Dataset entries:
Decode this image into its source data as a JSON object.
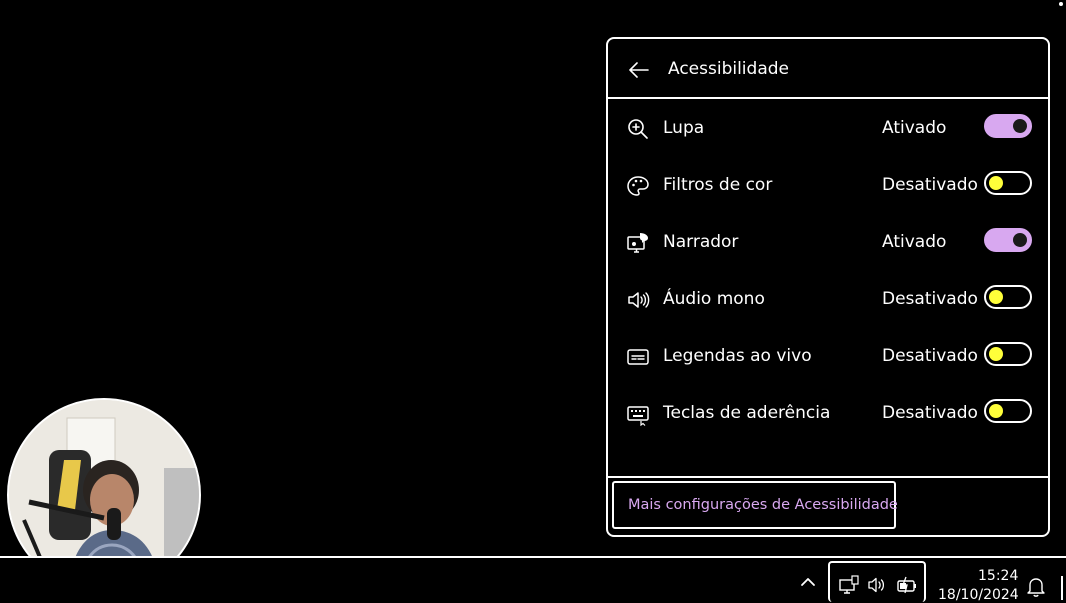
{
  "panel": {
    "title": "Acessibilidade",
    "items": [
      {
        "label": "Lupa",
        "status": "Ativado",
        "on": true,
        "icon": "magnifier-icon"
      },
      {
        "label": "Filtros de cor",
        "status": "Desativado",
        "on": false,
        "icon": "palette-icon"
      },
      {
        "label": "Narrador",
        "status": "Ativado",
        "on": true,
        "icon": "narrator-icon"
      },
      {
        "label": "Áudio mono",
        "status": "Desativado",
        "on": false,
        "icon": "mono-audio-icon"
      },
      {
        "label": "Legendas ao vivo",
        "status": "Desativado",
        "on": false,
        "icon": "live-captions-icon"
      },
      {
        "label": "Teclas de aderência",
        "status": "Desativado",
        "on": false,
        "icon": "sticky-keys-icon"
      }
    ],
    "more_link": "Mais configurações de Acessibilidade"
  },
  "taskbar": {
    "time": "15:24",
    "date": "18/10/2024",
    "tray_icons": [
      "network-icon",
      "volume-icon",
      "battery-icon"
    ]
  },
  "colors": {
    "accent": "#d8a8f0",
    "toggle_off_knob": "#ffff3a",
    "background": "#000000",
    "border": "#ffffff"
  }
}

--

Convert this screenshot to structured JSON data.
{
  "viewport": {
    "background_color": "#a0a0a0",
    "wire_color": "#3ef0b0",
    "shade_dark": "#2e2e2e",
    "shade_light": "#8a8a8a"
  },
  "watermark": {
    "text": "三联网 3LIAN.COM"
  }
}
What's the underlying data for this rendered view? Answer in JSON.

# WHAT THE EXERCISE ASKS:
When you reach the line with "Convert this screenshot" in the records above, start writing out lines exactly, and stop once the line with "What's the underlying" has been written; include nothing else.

# RESULT FOR THIS TASK:
Convert this screenshot to structured JSON data.
{
  "viewport": {
    "background_color": "#a0a0a0",
    "wire_color": "#3ef0b0",
    "shade_dark": "#2e2e2e",
    "shade_light": "#8a8a8a"
  },
  "watermark": {
    "text": "三联网 3LIAN.COM"
  }
}
What's the underlying data for this rendered view? Answer in JSON.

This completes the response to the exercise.